The Political Effects of China in Africa

While we noted that most analysis of China in Africa has focused on the economic ties, and where studies have dealt with politics (e.g. Broadman 2007) it is a normative analysis about how to smooth flows of trade and investment. Recently there have been more critical attempts to analyse the politics of these relationships. Tull (2006) concludes his piece by arguing that 'China's massive return to Africa presents a negative political development' (p. 476) and his thesis usefully examines this in broad political economy terms—something I return to below.

The tendency of China to exacerbate African governance problems is seen by some as an extension of China's own lack of concern for human rights and accountability at home—the Chinese export the capitalism they know best (Henderson 2008). In terms of putting Chinese aid in the wider context of 'older' donors, Dreher et al. (2010, p. 18) point out that new donors 'do not generally exhibit a stronger bias against better governed countries', the corollary being that older donors, despite their criticisms of China, have also been willing to support corrupt and authoritarian states.

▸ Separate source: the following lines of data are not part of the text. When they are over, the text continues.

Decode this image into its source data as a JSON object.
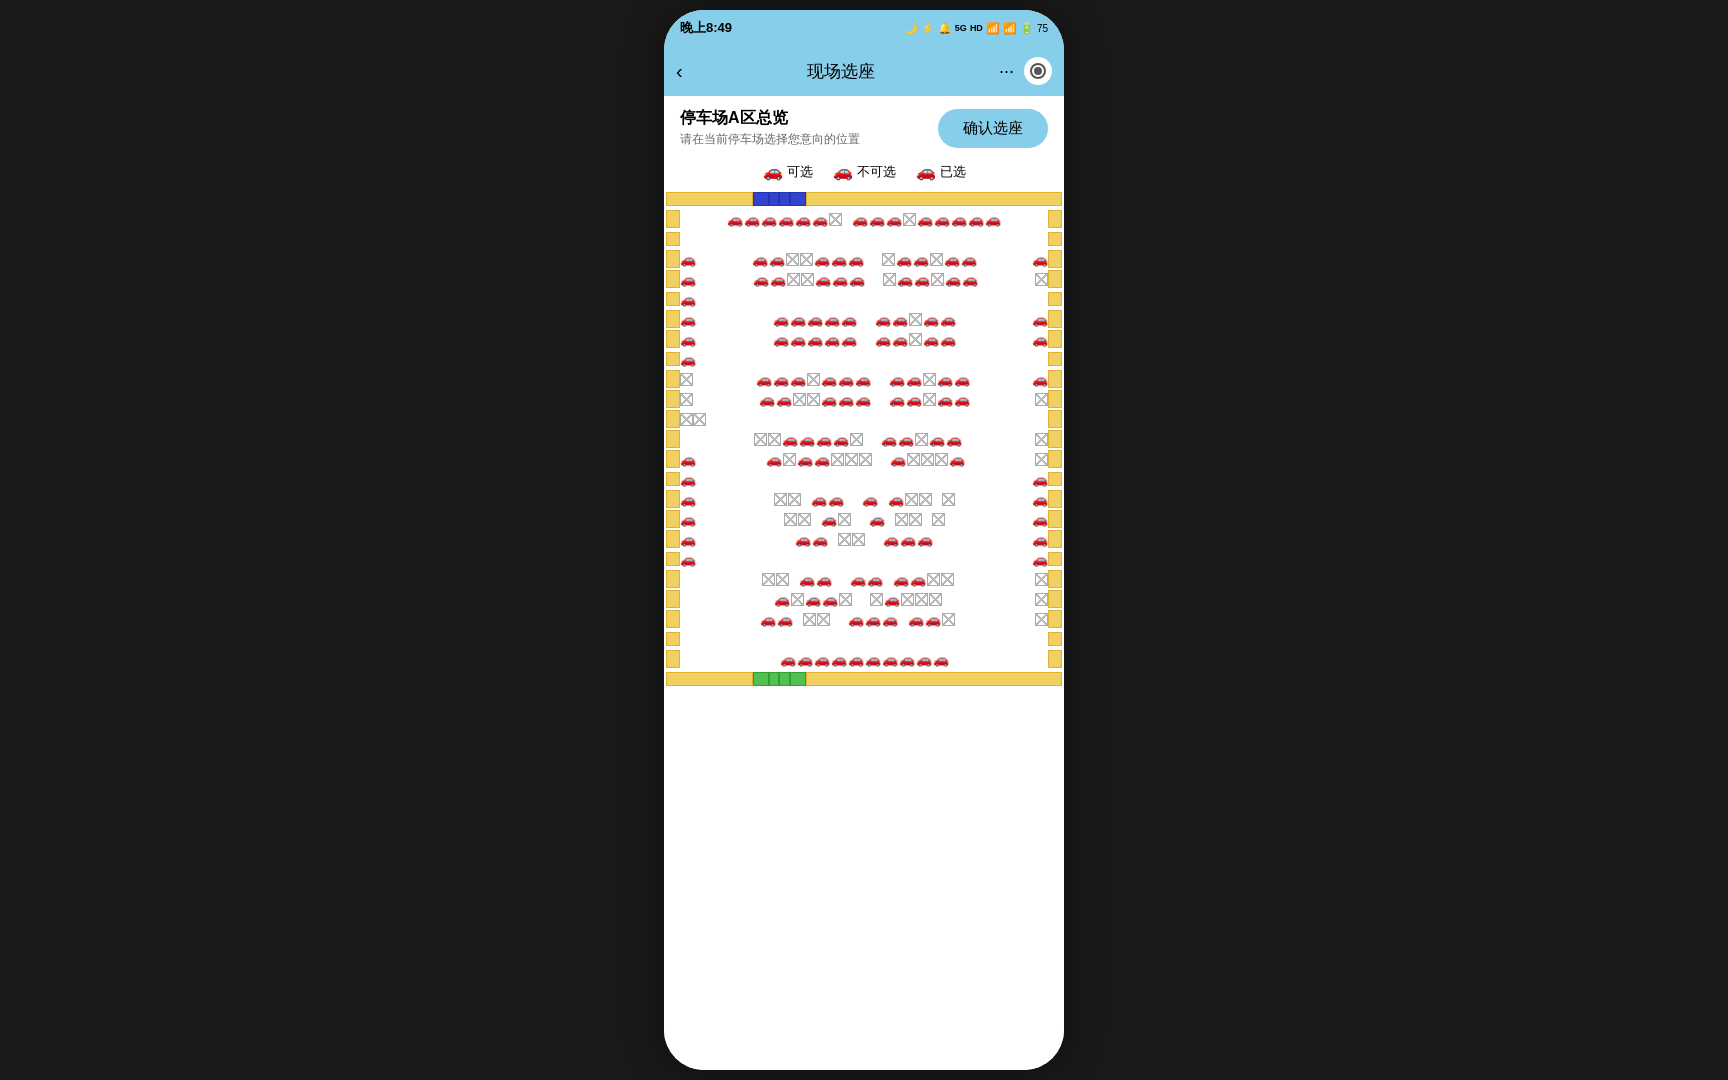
{
  "statusBar": {
    "time": "晚上8:49",
    "icons": "🌙 ♦ ☎ ⏰ 5G HD 📶 📶 🔋75"
  },
  "navBar": {
    "backLabel": "‹",
    "title": "现场选座",
    "menuLabel": "···"
  },
  "header": {
    "title": "停车场A区总览",
    "subtitle": "请在当前停车场选择您意向的位置",
    "confirmLabel": "确认选座"
  },
  "legend": {
    "available": "可选",
    "unavailable": "不可选",
    "selected": "已选"
  }
}
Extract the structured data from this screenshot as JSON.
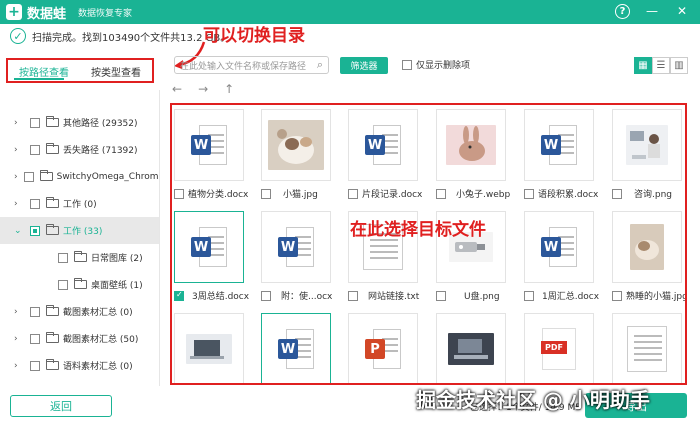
{
  "app": {
    "name": "数据蛙",
    "subtitle": "数据恢复专家",
    "logo_glyph": "+"
  },
  "window": {
    "help": "?",
    "minimize": "—",
    "close": "✕"
  },
  "status": {
    "text": "扫描完成。找到103490个文件共13.2 GB。"
  },
  "annotations": {
    "switch_dir": "可以切换目录",
    "select_target": "在此选择目标文件"
  },
  "tabs": [
    {
      "label": "按路径查看",
      "active": true
    },
    {
      "label": "按类型查看",
      "active": false
    }
  ],
  "search": {
    "placeholder": "在此处输入文件名称或保存路径"
  },
  "filter_label": "筛选器",
  "only_deleted_label": "仅显示删除项",
  "tree": [
    {
      "label": "其他路径 (29352)"
    },
    {
      "label": "丢失路径 (71392)"
    },
    {
      "label": "SwitchyOmega_Chromium"
    },
    {
      "label": "工作 (0)"
    },
    {
      "label": "工作 (33)"
    },
    {
      "label": "日常图库 (2)"
    },
    {
      "label": "桌面壁纸 (1)"
    },
    {
      "label": "截图素材汇总 (0)"
    },
    {
      "label": "截图素材汇总 (50)"
    },
    {
      "label": "语料素材汇总 (0)"
    }
  ],
  "files": [
    {
      "name": "植物分类.docx",
      "type": "word"
    },
    {
      "name": "小猫.jpg",
      "type": "photo-cat"
    },
    {
      "name": "片段记录.docx",
      "type": "word"
    },
    {
      "name": "小兔子.webp",
      "type": "photo-rabbit"
    },
    {
      "name": "语段积累.docx",
      "type": "word"
    },
    {
      "name": "咨询.png",
      "type": "photo-office"
    },
    {
      "name": "3周总结.docx",
      "type": "word"
    },
    {
      "name": "附：使...ocx",
      "type": "word"
    },
    {
      "name": "网站链接.txt",
      "type": "doc"
    },
    {
      "name": "U盘.png",
      "type": "photo-usb"
    },
    {
      "name": "1周汇总.docx",
      "type": "word"
    },
    {
      "name": "熟睡的小猫.jpg",
      "type": "photo-kitten"
    },
    {
      "name": "",
      "type": "photo-laptop"
    },
    {
      "name": "",
      "type": "word"
    },
    {
      "name": "",
      "type": "ppt"
    },
    {
      "name": "",
      "type": "photo-desk"
    },
    {
      "name": "",
      "type": "pdf"
    },
    {
      "name": "",
      "type": "doc"
    }
  ],
  "bottom": {
    "back_label": "返回",
    "summary": "已选择：1个文件/ 14.9 MB",
    "export_label": "导出"
  },
  "watermark": "掘金技术社区 @ 小明助手",
  "colors": {
    "accent": "#1ab394",
    "annotation": "#e02020",
    "word": "#2b579a",
    "ppt": "#d24726",
    "pdf": "#d93025"
  }
}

Although there have been useful contributions over the past few years as better data has emerged (e.g. Brautigam 2009), they still tend to attribute the power to China at the expense of Africa. For example, the 'Asian Drivers' agenda (Kaplinsky and Messner 2008), which we adapt later, is premised on a conflation of all Asian countries as sharing some essential characteristics and that they do the 'driving', which denies African agency. This is echoed in Carmody et al.'s (2011) analysis of Chinese 'geo-governance' in Zambia which argues that the Chinese state projects its power into Africa as part of a broader goal of shaping globalization, although they are among the few analysts to factor in African political agency (see also Large 2009; Haglund 2009).

< Prev   CONTENTS   Source   Next >